Suicide Rate for Native American Women Is Up 139%

June 28, 2019
News Type:  Weekly Spark, Weekly Spark News

USA Today

New federal data show that the U.S. suicide rate has risen since 1999, with the largest increase among Native American women. Experts suggest that experiences of trauma, poverty, and limited access to mental health care could place American Indians and Alaska Natives (AI/AN) at higher risk for suicide. AI/AN women also experience more violence than average, including sexual assault and intimate partner violence. Addressing these risk factors is critical to preventing suicide, say experts, but enhancing protective factors is also important. For example, suicide attempt survivor Shelby Rowe has found that connecting with her Chickasaw Nation heritage has helped her heal. “Despite all of the things that tribes have endured, we're still here,” said Karen Hearod, a member of the Choctaw Nation and regional administrator at the Substance Abuse and Mental Health Services Administration. “There is strength and resilience we can find in that.”

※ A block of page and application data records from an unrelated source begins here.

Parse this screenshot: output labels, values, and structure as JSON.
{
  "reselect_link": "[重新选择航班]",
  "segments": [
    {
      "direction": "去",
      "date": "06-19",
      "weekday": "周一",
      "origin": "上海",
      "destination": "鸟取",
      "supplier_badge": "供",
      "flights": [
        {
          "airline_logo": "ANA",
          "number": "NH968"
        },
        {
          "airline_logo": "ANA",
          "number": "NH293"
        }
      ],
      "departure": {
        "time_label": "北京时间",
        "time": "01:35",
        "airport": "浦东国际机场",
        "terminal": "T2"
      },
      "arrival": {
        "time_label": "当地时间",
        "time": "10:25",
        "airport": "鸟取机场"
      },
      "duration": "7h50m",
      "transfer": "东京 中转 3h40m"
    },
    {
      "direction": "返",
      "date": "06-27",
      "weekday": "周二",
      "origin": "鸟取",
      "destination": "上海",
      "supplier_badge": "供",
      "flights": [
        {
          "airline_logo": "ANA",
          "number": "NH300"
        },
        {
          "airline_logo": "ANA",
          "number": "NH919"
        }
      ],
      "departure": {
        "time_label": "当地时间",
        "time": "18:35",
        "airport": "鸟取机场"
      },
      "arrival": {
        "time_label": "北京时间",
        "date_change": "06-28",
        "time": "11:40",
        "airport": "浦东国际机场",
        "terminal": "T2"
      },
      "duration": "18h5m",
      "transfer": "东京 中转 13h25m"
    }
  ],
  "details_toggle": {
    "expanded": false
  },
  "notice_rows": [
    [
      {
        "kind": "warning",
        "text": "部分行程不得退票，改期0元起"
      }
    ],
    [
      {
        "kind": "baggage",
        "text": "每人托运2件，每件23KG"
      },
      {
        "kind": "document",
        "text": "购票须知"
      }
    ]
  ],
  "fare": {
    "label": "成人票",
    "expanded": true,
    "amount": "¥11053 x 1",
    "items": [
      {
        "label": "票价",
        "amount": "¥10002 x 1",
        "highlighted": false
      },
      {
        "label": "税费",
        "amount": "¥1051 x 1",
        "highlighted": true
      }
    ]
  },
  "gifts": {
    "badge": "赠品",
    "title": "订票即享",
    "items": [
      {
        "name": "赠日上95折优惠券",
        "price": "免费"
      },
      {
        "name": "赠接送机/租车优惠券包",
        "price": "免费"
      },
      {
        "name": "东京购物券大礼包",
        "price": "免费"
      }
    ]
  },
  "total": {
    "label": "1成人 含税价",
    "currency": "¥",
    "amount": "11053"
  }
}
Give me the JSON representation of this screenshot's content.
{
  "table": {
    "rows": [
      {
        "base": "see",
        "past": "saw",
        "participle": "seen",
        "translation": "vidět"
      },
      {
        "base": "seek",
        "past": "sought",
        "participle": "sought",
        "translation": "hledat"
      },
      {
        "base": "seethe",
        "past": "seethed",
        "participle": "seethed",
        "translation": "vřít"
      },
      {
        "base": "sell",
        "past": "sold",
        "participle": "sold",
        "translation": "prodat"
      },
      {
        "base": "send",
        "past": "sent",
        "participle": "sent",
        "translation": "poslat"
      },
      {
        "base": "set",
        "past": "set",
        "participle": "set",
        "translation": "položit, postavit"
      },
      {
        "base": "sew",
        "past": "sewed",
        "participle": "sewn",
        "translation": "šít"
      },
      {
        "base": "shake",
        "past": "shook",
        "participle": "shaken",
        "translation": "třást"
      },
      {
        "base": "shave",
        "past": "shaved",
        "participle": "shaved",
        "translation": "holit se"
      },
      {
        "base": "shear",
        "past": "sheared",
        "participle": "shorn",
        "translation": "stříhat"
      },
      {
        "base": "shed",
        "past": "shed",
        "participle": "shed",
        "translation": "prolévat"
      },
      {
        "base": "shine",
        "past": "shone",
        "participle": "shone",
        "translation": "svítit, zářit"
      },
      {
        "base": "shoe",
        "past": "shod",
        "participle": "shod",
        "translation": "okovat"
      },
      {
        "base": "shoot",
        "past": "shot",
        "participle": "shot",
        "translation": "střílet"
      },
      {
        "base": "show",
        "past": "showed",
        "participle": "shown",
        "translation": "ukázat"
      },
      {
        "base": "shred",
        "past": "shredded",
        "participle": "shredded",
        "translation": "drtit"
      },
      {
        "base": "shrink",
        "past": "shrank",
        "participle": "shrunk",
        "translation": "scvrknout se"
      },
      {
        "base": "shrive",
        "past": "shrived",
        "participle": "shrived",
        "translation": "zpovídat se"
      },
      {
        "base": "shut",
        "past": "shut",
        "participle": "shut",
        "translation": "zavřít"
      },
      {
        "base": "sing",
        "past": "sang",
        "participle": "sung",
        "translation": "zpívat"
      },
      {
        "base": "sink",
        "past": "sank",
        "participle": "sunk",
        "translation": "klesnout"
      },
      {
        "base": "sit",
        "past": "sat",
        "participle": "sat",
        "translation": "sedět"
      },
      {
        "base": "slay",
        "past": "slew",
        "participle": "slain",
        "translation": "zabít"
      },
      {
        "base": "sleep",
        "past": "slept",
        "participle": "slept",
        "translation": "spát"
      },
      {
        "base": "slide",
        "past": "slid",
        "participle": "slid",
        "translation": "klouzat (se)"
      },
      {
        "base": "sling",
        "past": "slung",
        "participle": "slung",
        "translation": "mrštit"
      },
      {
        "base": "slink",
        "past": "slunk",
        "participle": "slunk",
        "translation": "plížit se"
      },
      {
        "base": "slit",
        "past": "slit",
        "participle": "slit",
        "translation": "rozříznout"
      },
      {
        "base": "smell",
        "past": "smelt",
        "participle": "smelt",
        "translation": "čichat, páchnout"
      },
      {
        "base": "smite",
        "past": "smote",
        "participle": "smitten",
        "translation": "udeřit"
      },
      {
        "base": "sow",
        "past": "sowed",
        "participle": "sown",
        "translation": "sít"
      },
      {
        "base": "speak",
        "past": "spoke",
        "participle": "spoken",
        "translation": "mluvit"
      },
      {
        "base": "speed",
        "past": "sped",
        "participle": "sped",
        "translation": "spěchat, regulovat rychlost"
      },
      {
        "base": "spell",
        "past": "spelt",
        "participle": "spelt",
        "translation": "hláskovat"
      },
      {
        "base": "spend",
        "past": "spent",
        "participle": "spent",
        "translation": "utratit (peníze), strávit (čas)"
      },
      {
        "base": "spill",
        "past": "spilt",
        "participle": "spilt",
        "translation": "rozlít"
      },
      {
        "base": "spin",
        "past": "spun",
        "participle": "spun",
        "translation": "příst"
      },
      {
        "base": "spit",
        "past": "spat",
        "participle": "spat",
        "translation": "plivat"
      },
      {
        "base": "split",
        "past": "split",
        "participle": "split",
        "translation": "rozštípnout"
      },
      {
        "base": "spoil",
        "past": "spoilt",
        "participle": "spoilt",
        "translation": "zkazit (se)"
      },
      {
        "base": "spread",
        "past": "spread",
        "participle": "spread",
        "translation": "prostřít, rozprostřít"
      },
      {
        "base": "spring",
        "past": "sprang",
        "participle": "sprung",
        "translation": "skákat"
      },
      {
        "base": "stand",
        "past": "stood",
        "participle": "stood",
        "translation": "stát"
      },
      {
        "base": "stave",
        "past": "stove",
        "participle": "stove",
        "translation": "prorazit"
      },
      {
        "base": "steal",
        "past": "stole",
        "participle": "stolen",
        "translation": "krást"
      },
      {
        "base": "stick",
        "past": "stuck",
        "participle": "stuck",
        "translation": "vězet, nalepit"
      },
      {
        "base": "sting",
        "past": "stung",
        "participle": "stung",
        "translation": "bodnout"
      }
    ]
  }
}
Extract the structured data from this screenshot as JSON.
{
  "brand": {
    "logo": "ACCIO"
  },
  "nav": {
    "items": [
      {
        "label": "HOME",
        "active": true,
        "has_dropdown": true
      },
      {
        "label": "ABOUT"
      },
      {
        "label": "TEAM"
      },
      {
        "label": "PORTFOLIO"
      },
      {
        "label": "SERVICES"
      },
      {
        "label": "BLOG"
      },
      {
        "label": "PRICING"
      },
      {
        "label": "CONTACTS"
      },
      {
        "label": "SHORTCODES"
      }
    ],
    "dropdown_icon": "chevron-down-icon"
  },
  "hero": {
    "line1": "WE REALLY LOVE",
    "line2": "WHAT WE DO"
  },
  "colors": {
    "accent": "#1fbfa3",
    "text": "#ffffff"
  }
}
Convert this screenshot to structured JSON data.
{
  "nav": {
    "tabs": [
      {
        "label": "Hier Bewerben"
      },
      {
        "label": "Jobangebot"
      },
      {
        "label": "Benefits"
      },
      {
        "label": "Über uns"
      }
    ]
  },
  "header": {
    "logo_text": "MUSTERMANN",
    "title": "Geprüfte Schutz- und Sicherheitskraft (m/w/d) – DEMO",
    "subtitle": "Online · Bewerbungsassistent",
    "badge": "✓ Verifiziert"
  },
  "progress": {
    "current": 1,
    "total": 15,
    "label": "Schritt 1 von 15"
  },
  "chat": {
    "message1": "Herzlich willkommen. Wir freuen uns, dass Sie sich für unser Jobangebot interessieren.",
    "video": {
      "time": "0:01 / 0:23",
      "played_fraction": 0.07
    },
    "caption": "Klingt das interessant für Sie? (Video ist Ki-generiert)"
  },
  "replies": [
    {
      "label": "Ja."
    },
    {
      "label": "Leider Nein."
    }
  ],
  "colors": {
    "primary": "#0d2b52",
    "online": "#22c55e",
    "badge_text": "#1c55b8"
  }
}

Spark Extra! Learn suicide surveillance strategies for AI/AN communities.

Populations:  Racial and Ethnic Groups, American Indians and Alaska Natives
Settings:  American Indian/Alaska Native Settings
About Suicide:  Data and Statistics, Risk and Protective Factors
Planning and Implementing:  Culturally Based Practices